They scoured thousands of government documents and photographs to learn how the Ministry of Information (MoI) assessed the British public’s reaction to the allied invasion. And here is what they learned in the ‘Home Intelligence Reports’ and ‘Wartime Social Surveys’.
While many were satisfied with media coverage, criticisms (“mostly of the BBC”) were made: some reports were “too harrowing or gruesome, particularly to the relatives of men engaged”; too much dramatisation by BBC and press – “their running commentaries are what we expect from a football match where no lives are at stake”); BBC reporters getting wounded men to speak into the microphone – like “less reputable newspapers in disturbing grief-stricken families”); “the Germans announced the invasion before we did is a matter of some regret”.
But many people praised the King. His broadcast was “greatly appreciated by the majority, on whom its sincerity has made a deep impression”. However, the data reveals that a minority, men in particular, felt the broadcast “lacked a special message to the boys going over”. There was distrust about the attitude of the French civilian population to the allies (“however, some people think that the peasants will help us, even if the upper classes do not”).
Established by the British government at the outbreak of the Second World War, the MoI’s base was Senate House, now home to the IES at the School of Advanced Study, University of London. Responsible for issuing ‘national propaganda’ at home and abroad, the MoI controlled news and information.
This research feeds into the IES project, ‘A Communication History of the Ministry of Information, 1939-1946’. Funded by the Arts and Humanities Research, it has already resulted in a host of public lectures and workshops, a London Rare Book School course, and various articles in scholarly journals. The main outcomes, however, are still in production.
Among the documents about to go online are the ‘Home Intelligence Reports’ and the ‘Wartime Social Surveys’. The former were daily (later weekly) accounts of public opinion that were used to assess the fluctuating state of morale of the British public. Meanwhile, the Wartime Social Surveys were more quantitative reports on subjects, which included wartime food, public health campaigns, clothing, attitudes to women’s war work, newspaper reading habits, and cinema audiences.
‘We hope to launch the full version of MoI Digital in September this year to celebrate the 80th anniversary of the founding of the ministry,’ explains Professor Simon Eliot, who is leading the project. ‘In the meantime, the website contains information about the project, and has a Twitter feed that currently features the Home Intelligence Reports on the public’s reaction to D-Day.’

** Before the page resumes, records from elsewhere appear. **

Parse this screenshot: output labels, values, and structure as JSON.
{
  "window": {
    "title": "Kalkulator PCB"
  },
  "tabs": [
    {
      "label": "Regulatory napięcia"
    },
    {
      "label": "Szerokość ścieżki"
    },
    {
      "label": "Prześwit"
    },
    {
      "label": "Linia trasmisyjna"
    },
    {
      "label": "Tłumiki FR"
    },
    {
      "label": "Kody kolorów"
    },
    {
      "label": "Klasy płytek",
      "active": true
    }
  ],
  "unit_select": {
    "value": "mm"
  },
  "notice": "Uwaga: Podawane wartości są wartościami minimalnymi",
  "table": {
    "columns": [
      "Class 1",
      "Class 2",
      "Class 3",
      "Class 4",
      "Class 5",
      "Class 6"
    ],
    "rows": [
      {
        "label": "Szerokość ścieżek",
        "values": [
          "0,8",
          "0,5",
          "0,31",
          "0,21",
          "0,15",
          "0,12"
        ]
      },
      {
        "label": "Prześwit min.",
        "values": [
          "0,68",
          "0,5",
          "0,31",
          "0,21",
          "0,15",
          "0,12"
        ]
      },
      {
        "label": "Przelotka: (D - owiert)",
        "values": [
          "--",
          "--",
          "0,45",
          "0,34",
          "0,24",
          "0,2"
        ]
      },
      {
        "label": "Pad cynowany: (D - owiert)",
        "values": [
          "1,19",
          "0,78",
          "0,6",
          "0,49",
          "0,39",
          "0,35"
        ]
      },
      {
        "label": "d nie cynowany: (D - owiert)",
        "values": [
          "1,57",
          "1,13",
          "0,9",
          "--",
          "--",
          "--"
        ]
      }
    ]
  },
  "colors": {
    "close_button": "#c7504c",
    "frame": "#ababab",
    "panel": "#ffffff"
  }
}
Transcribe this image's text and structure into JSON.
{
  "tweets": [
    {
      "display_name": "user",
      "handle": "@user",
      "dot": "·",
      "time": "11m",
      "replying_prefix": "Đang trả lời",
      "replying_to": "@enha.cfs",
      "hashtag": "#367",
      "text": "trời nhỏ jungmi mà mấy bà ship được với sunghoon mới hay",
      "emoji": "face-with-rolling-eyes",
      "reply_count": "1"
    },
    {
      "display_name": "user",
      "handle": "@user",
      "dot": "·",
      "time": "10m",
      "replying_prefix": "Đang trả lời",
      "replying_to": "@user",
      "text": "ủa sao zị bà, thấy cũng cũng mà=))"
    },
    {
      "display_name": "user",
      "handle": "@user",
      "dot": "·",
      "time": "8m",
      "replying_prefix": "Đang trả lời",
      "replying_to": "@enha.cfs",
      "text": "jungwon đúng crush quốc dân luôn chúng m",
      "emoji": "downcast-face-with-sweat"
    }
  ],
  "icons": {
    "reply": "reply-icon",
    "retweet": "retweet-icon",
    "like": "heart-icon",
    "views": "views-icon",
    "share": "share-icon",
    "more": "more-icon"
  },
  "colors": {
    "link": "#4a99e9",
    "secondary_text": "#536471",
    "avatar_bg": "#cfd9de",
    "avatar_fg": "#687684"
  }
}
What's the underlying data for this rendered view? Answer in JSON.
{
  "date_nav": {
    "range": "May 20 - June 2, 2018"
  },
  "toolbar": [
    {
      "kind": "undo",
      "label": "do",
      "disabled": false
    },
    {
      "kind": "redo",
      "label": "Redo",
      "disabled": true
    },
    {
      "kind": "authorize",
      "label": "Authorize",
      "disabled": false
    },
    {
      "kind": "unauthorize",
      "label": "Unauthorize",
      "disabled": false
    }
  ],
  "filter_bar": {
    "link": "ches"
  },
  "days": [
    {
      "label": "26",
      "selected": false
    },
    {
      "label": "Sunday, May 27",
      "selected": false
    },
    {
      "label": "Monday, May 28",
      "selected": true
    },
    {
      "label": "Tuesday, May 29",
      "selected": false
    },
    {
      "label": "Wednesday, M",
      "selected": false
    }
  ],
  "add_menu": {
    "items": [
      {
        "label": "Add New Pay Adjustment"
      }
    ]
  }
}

‘With the cooperation of The National Archives and the Imperial War Museum, we will bring to all users of the web thousands of pages of government documents and scores of contemporary photographs,’ said Professor Eliot. ‘These will illustrate our research, but also provide a very rich source of primary evidence which others will be able to use for their own research on the Second World War.’